This exhibition called “59” presents me with a great opportunity to collaborate with Linda Evangaline Smith, whom I got to know as a fellow student at the Learning Connection in Taita.
We wanted to experience, how our different artistic approaches can connect and complement each other in a shared space and find similarities besides our shared year of birth, which inspired the title.
When it comes to my artist practice I experience myself increasingly as a mixed-media person. I enjoy to venture into painting, photography, digital design, printmaking, sculpture, collage/assemblage and also combined techniques.
For this exhibition I chose the Hexagon shape as one overarching theme, exploring it in 2D and 3D and also that space of optical illusions in between. Intrigued by the strong symmetry and balance of the Hexagon I experimented with different ways to contradict and distort that effect. In re-purposing mass-produced, hexagon-shaped acrylic ornaments as both motives and material I found connections to my professional background in textile design and my fascination with architecture and industrial structures.
The occurring elements of repetition and transition also serve as topics, represented in works on display like the painted cityscape, the digital hommage to Rene’ Magritte and my 2016 participation in the NZ-based 100 Days-Project.
Linda Evangaline Smith
There is always the challenge of making what I can see in my imagination happen in real life. The challenge is trying to form my thoughts and mind pictures into art that other people can see. Deciding on media, application, form and size are some of the first things I think about as well as how to actually construct or paint it. The pieces in this exhibition are all screen printed using the same screens in many different ways.
I decided that the circle would become my starting point. I have been using circles to contain my work a lot lately and wanted to see it through to some conclusion. Using print and a set bank of images but an unlimited colour pallet made it possible for me to concentrate on layering, opacity and forming compositions.
When I start I have only a hint of an idea of how it will look when completed. The first few marks are never good and I struggle to continue rather keep on starting again and again. The layers work to obscure and reveal different pictures within the bigger picture. I’m learning when to stop.

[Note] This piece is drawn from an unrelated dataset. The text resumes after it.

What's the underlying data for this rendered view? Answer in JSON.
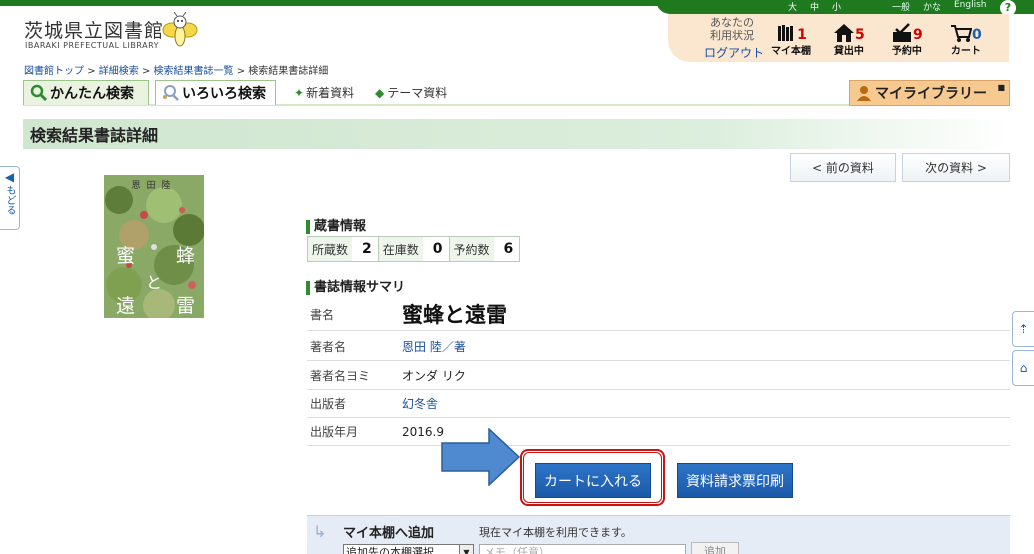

Every image has a meaning for me in my everyday life. Some are straight from nature, a leaf from my mother’s garden put over a screen, drawings of plants and shapes as well as digital images that are layered to form a composition.